> **What to produce**:
Reproduce the data exactly and drop any pictures it holds.

Given data section start

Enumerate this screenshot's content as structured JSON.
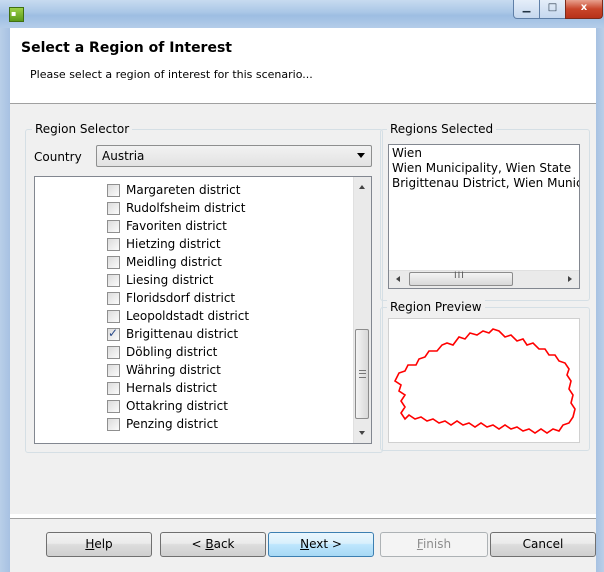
{
  "window": {
    "icon": "app-logo-icon",
    "minimize_icon": "minimize-icon",
    "maximize_icon": "maximize-icon",
    "close_label": "x"
  },
  "header": {
    "title": "Select a Region of Interest",
    "subtitle": "Please select a region of interest for this scenario..."
  },
  "region_selector": {
    "label": "Region Selector",
    "country_label": "Country",
    "country_value": "Austria",
    "items": [
      {
        "label": "Margareten district",
        "checked": false
      },
      {
        "label": "Rudolfsheim district",
        "checked": false
      },
      {
        "label": "Favoriten district",
        "checked": false
      },
      {
        "label": "Hietzing district",
        "checked": false
      },
      {
        "label": "Meidling district",
        "checked": false
      },
      {
        "label": "Liesing district",
        "checked": false
      },
      {
        "label": "Floridsdorf district",
        "checked": false
      },
      {
        "label": "Leopoldstadt district",
        "checked": false
      },
      {
        "label": "Brigittenau district",
        "checked": true
      },
      {
        "label": "Döbling district",
        "checked": false
      },
      {
        "label": "Währing district",
        "checked": false
      },
      {
        "label": "Hernals district",
        "checked": false
      },
      {
        "label": "Ottakring district",
        "checked": false
      },
      {
        "label": "Penzing district",
        "checked": false
      }
    ]
  },
  "regions_selected": {
    "label": "Regions Selected",
    "lines": [
      "Wien",
      "Wien Municipality, Wien State",
      "Brigittenau District, Wien Munici"
    ]
  },
  "region_preview": {
    "label": "Region Preview",
    "outline_color": "#ff0000"
  },
  "buttons": {
    "help": {
      "label": "elp",
      "mnemonic": "H"
    },
    "back": {
      "label": "< ",
      "mnemonic": "B",
      "rest": "ack"
    },
    "next": {
      "mnemonic": "N",
      "rest": "ext >"
    },
    "finish": {
      "mnemonic": "F",
      "rest": "inish"
    },
    "cancel": {
      "label": "Cancel"
    }
  },
  "scroll_thumb_glyph": "III"
}
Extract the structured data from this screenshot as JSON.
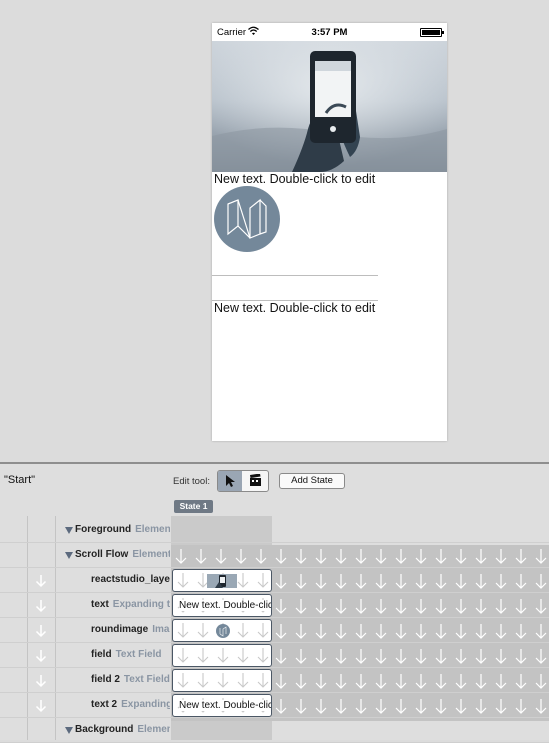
{
  "phone": {
    "carrier": "Carrier",
    "time": "3:57 PM",
    "text1": "New text. Double-click to edit",
    "text2": "New text. Double-click to edit",
    "wifi_icon": "wifi-icon",
    "battery_icon": "battery-icon"
  },
  "panel": {
    "state_name": "\"Start\"",
    "edit_tool_label": "Edit tool:",
    "add_state_label": "Add State",
    "state_tab": "State 1"
  },
  "rows": [
    {
      "name": "Foreground",
      "kind": "Element",
      "cell": null
    },
    {
      "name": "Scroll Flow",
      "kind": "Element",
      "cell": null
    },
    {
      "name": "reactstudio_layer",
      "kind": "Image",
      "cell": "image"
    },
    {
      "name": "text",
      "kind": "Expanding text",
      "cell": "New text. Double-click to edit"
    },
    {
      "name": "roundimage",
      "kind": "Image",
      "cell": "round"
    },
    {
      "name": "field",
      "kind": "Text Field",
      "cell": ""
    },
    {
      "name": "field 2",
      "kind": "Text Field",
      "cell": ""
    },
    {
      "name": "text 2",
      "kind": "Expanding text",
      "cell": "New text. Double-click to edit"
    },
    {
      "name": "Background",
      "kind": "Element",
      "cell": null
    }
  ],
  "colors": {
    "accent": "#6f7985",
    "cell_border": "#4b5765",
    "avatar": "#74889a"
  }
}
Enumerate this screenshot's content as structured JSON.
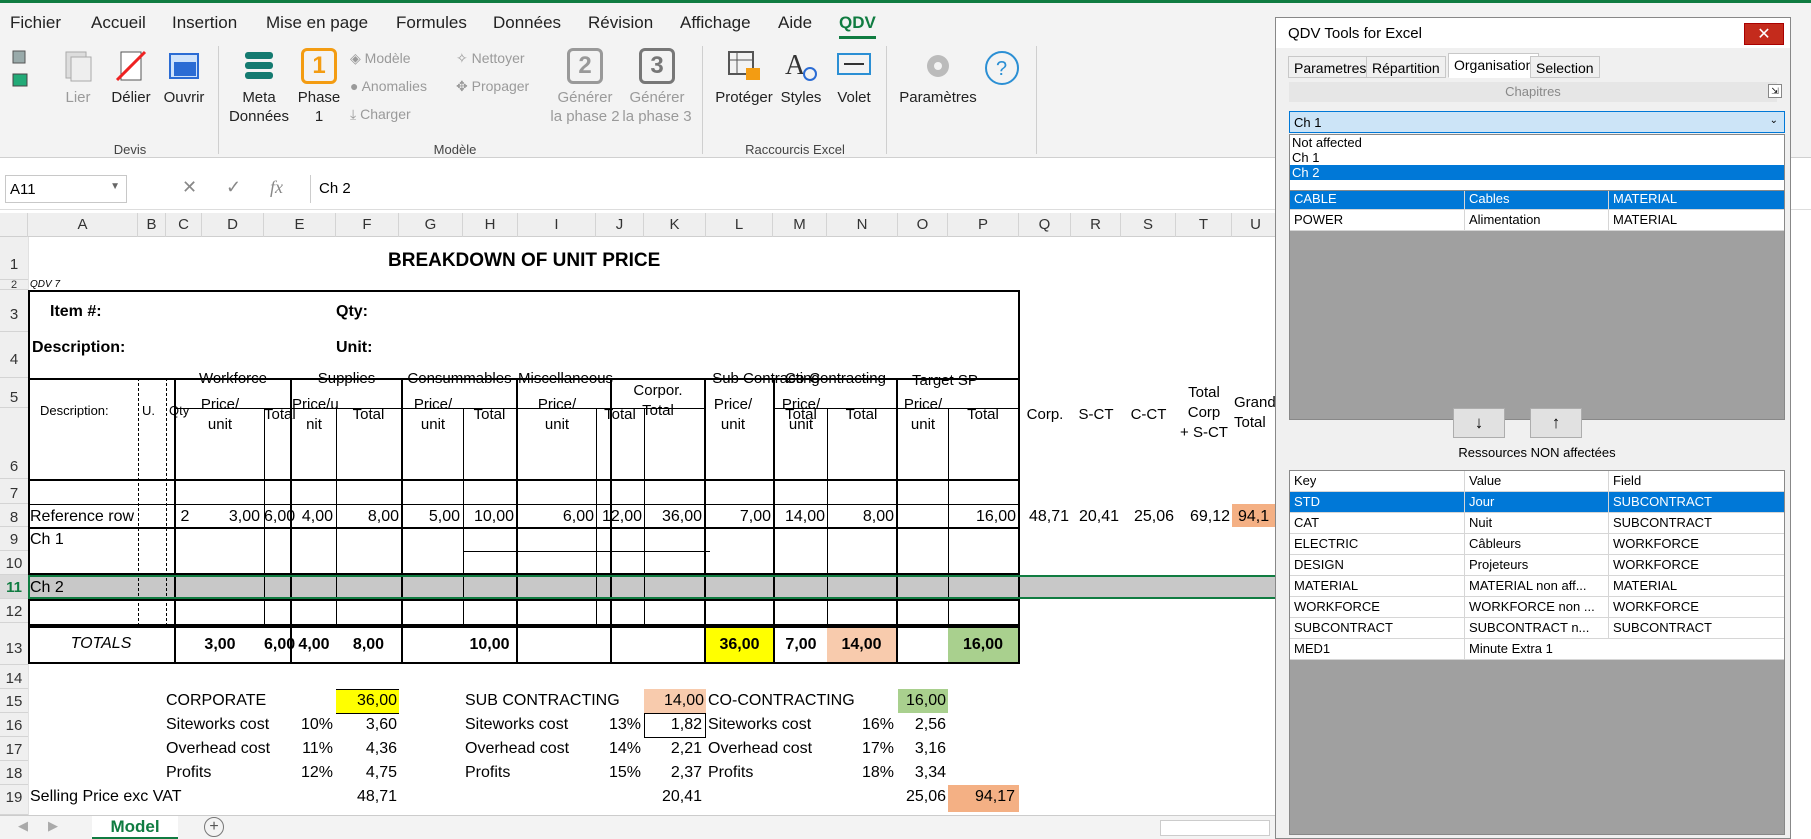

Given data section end

> **Answer to this problem**:
Enumerate this screenshot's content as structured JSON.
{
  "window": {
    "icon": "app-logo-icon",
    "minimize_icon": "minimize-icon",
    "maximize_icon": "maximize-icon",
    "close_label": "x"
  },
  "header": {
    "title": "Select a Region of Interest",
    "subtitle": "Please select a region of interest for this scenario..."
  },
  "region_selector": {
    "label": "Region Selector",
    "country_label": "Country",
    "country_value": "Austria",
    "items": [
      {
        "label": "Margareten district",
        "checked": false
      },
      {
        "label": "Rudolfsheim district",
        "checked": false
      },
      {
        "label": "Favoriten district",
        "checked": false
      },
      {
        "label": "Hietzing district",
        "checked": false
      },
      {
        "label": "Meidling district",
        "checked": false
      },
      {
        "label": "Liesing district",
        "checked": false
      },
      {
        "label": "Floridsdorf district",
        "checked": false
      },
      {
        "label": "Leopoldstadt district",
        "checked": false
      },
      {
        "label": "Brigittenau district",
        "checked": true
      },
      {
        "label": "Döbling district",
        "checked": false
      },
      {
        "label": "Währing district",
        "checked": false
      },
      {
        "label": "Hernals district",
        "checked": false
      },
      {
        "label": "Ottakring district",
        "checked": false
      },
      {
        "label": "Penzing district",
        "checked": false
      }
    ]
  },
  "regions_selected": {
    "label": "Regions Selected",
    "lines": [
      "Wien",
      "Wien Municipality, Wien State",
      "Brigittenau District, Wien Munici"
    ]
  },
  "region_preview": {
    "label": "Region Preview",
    "outline_color": "#ff0000"
  },
  "buttons": {
    "help": {
      "label": "elp",
      "mnemonic": "H"
    },
    "back": {
      "label": "< ",
      "mnemonic": "B",
      "rest": "ack"
    },
    "next": {
      "mnemonic": "N",
      "rest": "ext >"
    },
    "finish": {
      "mnemonic": "F",
      "rest": "inish"
    },
    "cancel": {
      "label": "Cancel"
    }
  },
  "scroll_thumb_glyph": "III"
}
Extract the structured data from this screenshot as JSON.
{
  "phone": {
    "carrier": "Carrier",
    "time": "3:57 PM",
    "text1": "New text. Double-click to edit",
    "text2": "New text. Double-click to edit",
    "wifi_icon": "wifi-icon",
    "battery_icon": "battery-icon"
  },
  "panel": {
    "state_name": "\"Start\"",
    "edit_tool_label": "Edit tool:",
    "add_state_label": "Add State",
    "state_tab": "State 1"
  },
  "rows": [
    {
      "name": "Foreground",
      "kind": "Element",
      "cell": null
    },
    {
      "name": "Scroll Flow",
      "kind": "Element",
      "cell": null
    },
    {
      "name": "reactstudio_layer",
      "kind": "Image",
      "cell": "image"
    },
    {
      "name": "text",
      "kind": "Expanding text",
      "cell": "New text. Double-click to edit"
    },
    {
      "name": "roundimage",
      "kind": "Image",
      "cell": "round"
    },
    {
      "name": "field",
      "kind": "Text Field",
      "cell": ""
    },
    {
      "name": "field 2",
      "kind": "Text Field",
      "cell": ""
    },
    {
      "name": "text 2",
      "kind": "Expanding text",
      "cell": "New text. Double-click to edit"
    },
    {
      "name": "Background",
      "kind": "Element",
      "cell": null
    }
  ],
  "colors": {
    "accent": "#6f7985",
    "cell_border": "#4b5765",
    "avatar": "#74889a"
  }
}
Enumerate this screenshot's content as structured JSON.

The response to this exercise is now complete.